  2. 1 2 "Athenaeum". National Historic Landmark summary listing. National Park Service. Retrieved 2008-02-16.
  3. 1 2 3 "Mission and History" Archived 2013-01-07 at the Wayback Machine on the Athenaeum of Philadelphia website
  4. 1 2 Gallery, John Andrew, ed. (2004), Philadelphia Architecture: A Guide to the City (2nd ed.), Philadelphia: Foundation for Architecture, ISBN   0962290815 , p.51

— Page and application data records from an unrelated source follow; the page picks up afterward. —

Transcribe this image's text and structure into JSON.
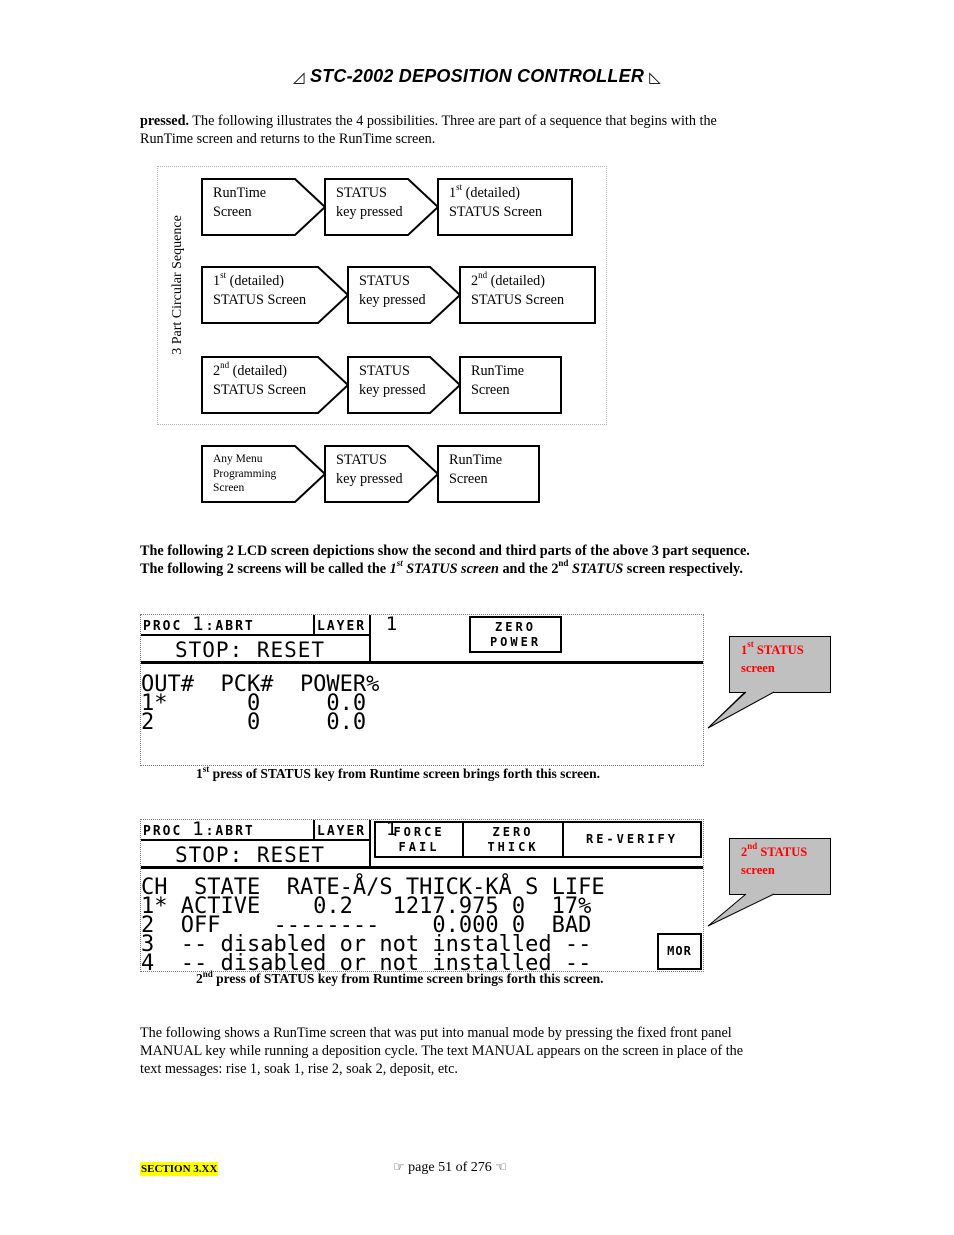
{
  "header": {
    "title": "STC-2002  DEPOSITION CONTROLLER",
    "left_deco_icon": "◿",
    "right_deco_icon": "◺"
  },
  "intro": {
    "lead_bold": "pressed.",
    "line1_rest": " The following illustrates the 4 possibilities. Three are part of a sequence that begins with the",
    "line2": "RunTime screen and returns to the RunTime screen."
  },
  "sequence": {
    "side_label": "3 Part Circular Sequence",
    "rows": [
      [
        {
          "l1": "RunTime",
          "l2": "Screen",
          "shape": "arrow"
        },
        {
          "l1": "STATUS",
          "l2": "key pressed",
          "shape": "arrow"
        },
        {
          "l1_num": "1",
          "l1_sup": "st",
          "l1_rest": " (detailed)",
          "l2": "STATUS Screen",
          "shape": "rect"
        }
      ],
      [
        {
          "l1_num": "1",
          "l1_sup": "st",
          "l1_rest": " (detailed)",
          "l2": "STATUS Screen",
          "shape": "arrow"
        },
        {
          "l1": "STATUS",
          "l2": "key pressed",
          "shape": "arrow"
        },
        {
          "l1_num": "2",
          "l1_sup": "nd",
          "l1_rest": " (detailed)",
          "l2": "STATUS Screen",
          "shape": "rect"
        }
      ],
      [
        {
          "l1_num": "2",
          "l1_sup": "nd",
          "l1_rest": " (detailed)",
          "l2": "STATUS Screen",
          "shape": "arrow"
        },
        {
          "l1": "STATUS",
          "l2": "key pressed",
          "shape": "arrow"
        },
        {
          "l1": "RunTime",
          "l2": "Screen",
          "shape": "rect"
        }
      ]
    ],
    "extra_row": [
      {
        "l1": "Any Menu",
        "l2": "Programming",
        "l3": "Screen",
        "shape": "arrow"
      },
      {
        "l1": "STATUS",
        "l2": "key pressed",
        "shape": "arrow"
      },
      {
        "l1": "RunTime",
        "l2": "Screen",
        "shape": "rect"
      }
    ]
  },
  "lcd_intro": {
    "line1": "The following 2 LCD screen depictions show the second and third parts of the above 3 part sequence.",
    "line2_a": "The following 2 screens will be called the ",
    "line2_num1": "1",
    "line2_sup1": "st",
    "line2_it1": " STATUS screen",
    "line2_b": " and the ",
    "line2_num2": "2",
    "line2_sup2": "nd",
    "line2_it2": " STATUS",
    "line2_c": " screen respectively."
  },
  "lcd1": {
    "proc": "PROC",
    "proc_num": "1",
    "proc_state": "ABRT",
    "layer": "LAYER",
    "layer_num": "1",
    "stop": "STOP: RESET",
    "button_l1": "ZERO",
    "button_l2": "POWER",
    "rows": [
      "OUT#  PCK#  POWER%",
      "1*      0     0.0",
      "2       0     0.0"
    ],
    "caption_num": "1",
    "caption_sup": "st",
    "caption_rest": " press of STATUS key from Runtime screen brings forth this screen.",
    "callout_num": "1",
    "callout_sup": "st",
    "callout_l1": " STATUS",
    "callout_l2": "screen"
  },
  "lcd2": {
    "proc": "PROC",
    "proc_num": "1",
    "proc_state": "ABRT",
    "layer": "LAYER",
    "layer_num": "1",
    "stop": "STOP: RESET",
    "buttons": [
      {
        "l1": "FORCE",
        "l2": "FAIL"
      },
      {
        "l1": "ZERO",
        "l2": "THICK"
      },
      {
        "l1": "RE-VERIFY",
        "l2": ""
      }
    ],
    "rows": [
      "CH  STATE  RATE-Å/S THICK-KÅ S LIFE",
      "1* ACTIVE    0.2   1217.975 0  17%",
      "2  OFF    --------    0.000 0  BAD",
      "3  -- disabled or not installed --",
      "4  -- disabled or not installed --"
    ],
    "more_button": "MOR",
    "caption_num": "2",
    "caption_sup": "nd",
    "caption_rest": " press of STATUS key from Runtime screen brings forth this screen.",
    "callout_num": "2",
    "callout_sup": "nd",
    "callout_l1": " STATUS",
    "callout_l2": "screen"
  },
  "manual_para": {
    "line1": "The following shows a RunTime screen that was put into manual mode by pressing the fixed front panel",
    "line2": "MANUAL key while running a deposition cycle. The text MANUAL appears on the screen in place of the",
    "line3": "text messages: rise 1, soak 1, rise 2, soak 2, deposit, etc."
  },
  "footer": {
    "section": "SECTION 3.XX",
    "page_text": "page 51 of 276",
    "left_hand_icon": "☞",
    "right_hand_icon": "☜",
    "highlight_color": "#ffff00"
  },
  "colors": {
    "callout_fill": "#c0c0c0",
    "callout_text": "#ff0000"
  }
}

  5. Carolyn Pitts (July 29, 1976). "National Register of Historic Places Inventory-Nomination: the Athenaeum of Philadelphia" (pdf). National Park Service.Cite journal requires |journal= (help) and Accompanying 6 photos, exterior and interior, from 1951, 1971, and undated  (32 KB)
  6. 1 2 3 Athenaeum Literary Award Archived 2011-05-22 at the Wayback Machine , official website.

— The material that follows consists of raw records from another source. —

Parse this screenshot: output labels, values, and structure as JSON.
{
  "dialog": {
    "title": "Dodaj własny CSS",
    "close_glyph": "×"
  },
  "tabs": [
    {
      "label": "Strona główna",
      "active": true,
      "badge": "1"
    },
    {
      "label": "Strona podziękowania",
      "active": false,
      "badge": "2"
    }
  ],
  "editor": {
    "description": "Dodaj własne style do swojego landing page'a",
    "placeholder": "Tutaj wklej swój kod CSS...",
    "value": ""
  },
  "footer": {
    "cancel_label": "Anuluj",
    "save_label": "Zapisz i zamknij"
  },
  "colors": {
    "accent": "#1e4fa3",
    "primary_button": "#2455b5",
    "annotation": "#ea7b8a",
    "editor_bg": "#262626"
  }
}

  7. "Athenaeum Literary Award previous winners (1949-present)". Athenaeum of Philadelphia. Archived from the original on May 22, 2011. Retrieved December 25, 2017.